RECORDED INFORMATION:
--- START ---

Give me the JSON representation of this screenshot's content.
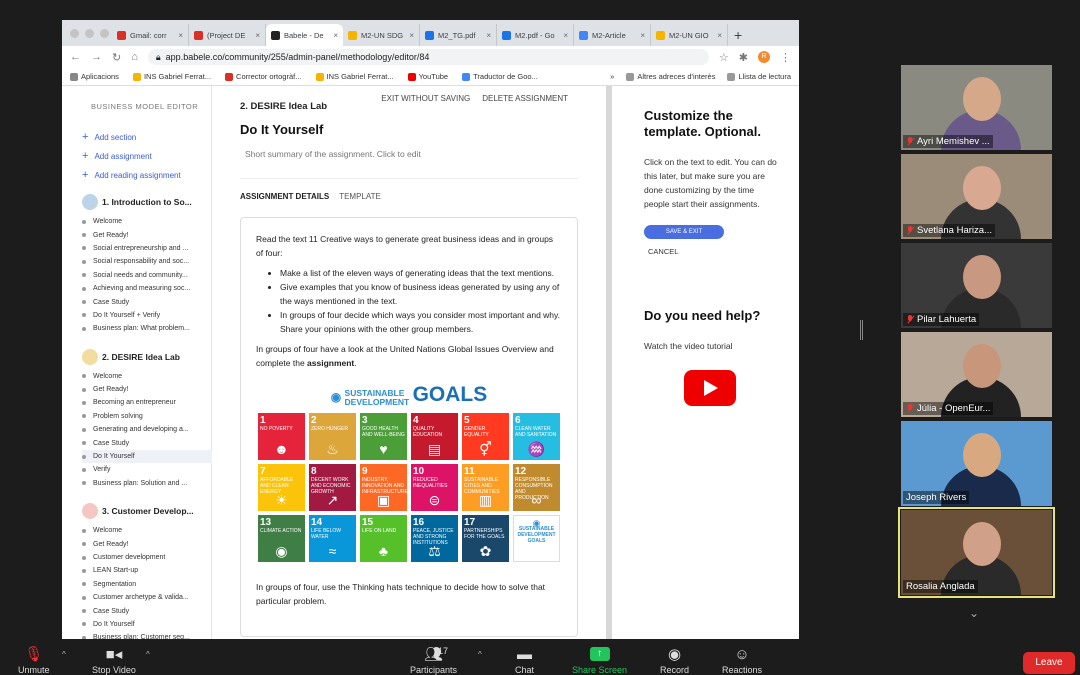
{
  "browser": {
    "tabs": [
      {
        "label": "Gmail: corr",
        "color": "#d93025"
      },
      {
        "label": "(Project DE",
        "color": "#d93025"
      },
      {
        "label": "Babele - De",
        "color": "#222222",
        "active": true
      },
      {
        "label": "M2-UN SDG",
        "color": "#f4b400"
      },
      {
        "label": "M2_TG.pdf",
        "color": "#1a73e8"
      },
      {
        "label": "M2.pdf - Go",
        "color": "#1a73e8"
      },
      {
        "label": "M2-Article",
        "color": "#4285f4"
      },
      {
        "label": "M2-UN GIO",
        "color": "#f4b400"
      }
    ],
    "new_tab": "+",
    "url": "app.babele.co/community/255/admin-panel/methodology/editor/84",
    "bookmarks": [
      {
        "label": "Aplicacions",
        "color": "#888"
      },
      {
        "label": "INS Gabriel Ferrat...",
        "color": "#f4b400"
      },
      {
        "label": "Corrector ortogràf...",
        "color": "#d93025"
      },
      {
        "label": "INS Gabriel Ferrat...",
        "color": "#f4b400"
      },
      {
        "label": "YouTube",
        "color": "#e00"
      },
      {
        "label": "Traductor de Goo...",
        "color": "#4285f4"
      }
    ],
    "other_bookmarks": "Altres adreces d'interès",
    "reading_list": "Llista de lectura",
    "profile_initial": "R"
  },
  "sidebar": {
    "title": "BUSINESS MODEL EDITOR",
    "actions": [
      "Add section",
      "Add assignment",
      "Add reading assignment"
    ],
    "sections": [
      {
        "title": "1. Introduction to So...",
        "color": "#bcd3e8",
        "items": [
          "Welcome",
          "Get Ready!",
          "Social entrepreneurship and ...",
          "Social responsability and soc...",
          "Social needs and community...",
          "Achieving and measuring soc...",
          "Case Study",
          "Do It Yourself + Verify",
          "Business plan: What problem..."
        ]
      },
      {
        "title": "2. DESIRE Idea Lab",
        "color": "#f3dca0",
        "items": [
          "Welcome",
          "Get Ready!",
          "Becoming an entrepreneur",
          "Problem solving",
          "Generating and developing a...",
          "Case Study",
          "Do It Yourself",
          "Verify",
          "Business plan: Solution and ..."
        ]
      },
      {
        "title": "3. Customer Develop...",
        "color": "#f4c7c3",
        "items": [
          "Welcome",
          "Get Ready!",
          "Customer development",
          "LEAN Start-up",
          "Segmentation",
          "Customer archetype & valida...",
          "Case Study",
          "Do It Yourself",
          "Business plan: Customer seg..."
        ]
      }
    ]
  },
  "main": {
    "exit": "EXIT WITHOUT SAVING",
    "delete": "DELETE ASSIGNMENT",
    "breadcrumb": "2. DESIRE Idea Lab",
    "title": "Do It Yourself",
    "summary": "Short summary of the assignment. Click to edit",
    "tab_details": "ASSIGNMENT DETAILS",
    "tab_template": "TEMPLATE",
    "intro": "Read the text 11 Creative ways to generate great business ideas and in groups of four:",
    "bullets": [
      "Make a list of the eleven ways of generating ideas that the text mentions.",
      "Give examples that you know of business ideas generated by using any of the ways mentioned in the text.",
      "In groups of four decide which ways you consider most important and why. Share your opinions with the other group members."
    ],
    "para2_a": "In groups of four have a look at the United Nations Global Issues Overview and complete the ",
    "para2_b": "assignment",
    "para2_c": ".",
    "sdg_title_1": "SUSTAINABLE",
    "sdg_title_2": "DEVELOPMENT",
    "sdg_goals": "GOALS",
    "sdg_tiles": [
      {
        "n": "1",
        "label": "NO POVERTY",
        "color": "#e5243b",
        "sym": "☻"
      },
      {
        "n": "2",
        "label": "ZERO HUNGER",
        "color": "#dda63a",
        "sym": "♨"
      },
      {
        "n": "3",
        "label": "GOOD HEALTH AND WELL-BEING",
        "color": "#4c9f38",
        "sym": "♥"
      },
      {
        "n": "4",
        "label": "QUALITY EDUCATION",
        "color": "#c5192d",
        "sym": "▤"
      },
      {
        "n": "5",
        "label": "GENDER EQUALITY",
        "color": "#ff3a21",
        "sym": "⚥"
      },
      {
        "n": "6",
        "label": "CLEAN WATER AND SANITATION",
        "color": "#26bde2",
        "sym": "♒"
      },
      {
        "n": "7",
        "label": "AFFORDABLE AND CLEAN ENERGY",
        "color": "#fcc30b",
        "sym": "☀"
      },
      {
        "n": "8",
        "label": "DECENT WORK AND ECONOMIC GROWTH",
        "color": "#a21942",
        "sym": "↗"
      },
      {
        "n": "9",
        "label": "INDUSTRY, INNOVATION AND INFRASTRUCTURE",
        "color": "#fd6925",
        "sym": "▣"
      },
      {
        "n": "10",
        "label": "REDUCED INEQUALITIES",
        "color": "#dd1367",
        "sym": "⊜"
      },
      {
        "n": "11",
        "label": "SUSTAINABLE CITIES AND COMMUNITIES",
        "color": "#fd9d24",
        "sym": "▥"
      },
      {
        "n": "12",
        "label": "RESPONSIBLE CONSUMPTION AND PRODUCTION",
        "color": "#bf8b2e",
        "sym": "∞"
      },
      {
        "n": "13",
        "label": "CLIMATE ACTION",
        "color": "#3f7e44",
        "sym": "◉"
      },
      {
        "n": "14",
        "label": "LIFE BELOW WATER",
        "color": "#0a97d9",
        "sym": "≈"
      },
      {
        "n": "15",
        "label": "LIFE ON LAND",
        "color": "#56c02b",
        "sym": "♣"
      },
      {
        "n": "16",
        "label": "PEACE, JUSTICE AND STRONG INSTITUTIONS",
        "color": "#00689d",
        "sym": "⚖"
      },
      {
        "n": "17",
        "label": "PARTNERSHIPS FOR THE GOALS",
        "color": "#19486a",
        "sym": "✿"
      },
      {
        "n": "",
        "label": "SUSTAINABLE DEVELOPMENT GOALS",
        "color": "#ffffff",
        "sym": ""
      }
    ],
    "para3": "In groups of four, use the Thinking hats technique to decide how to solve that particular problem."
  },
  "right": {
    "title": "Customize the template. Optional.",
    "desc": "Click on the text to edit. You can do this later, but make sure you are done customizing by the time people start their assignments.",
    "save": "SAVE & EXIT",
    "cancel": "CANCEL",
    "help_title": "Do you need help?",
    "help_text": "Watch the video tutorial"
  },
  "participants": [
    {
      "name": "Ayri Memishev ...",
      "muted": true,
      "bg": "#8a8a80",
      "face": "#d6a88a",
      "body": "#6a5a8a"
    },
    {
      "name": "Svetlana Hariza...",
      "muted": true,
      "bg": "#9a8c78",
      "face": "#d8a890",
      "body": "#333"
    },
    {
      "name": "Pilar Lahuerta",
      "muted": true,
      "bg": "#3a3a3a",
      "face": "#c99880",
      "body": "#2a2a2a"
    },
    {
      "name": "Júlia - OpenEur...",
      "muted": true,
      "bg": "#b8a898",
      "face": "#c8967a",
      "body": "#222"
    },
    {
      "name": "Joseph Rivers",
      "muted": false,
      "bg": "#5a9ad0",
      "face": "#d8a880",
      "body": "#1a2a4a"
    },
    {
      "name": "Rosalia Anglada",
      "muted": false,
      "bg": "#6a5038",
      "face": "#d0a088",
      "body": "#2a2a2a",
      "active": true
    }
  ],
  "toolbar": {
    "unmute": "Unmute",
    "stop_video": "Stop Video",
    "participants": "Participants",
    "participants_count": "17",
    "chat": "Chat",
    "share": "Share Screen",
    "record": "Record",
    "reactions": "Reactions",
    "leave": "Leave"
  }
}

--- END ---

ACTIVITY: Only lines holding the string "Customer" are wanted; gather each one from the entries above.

OUTPUT FOR THIS EXERCISE:
        "title": "3. Customer Develop...",
          "Customer development",
          "Customer archetype & valida...",
          "Business plan: Customer seg..."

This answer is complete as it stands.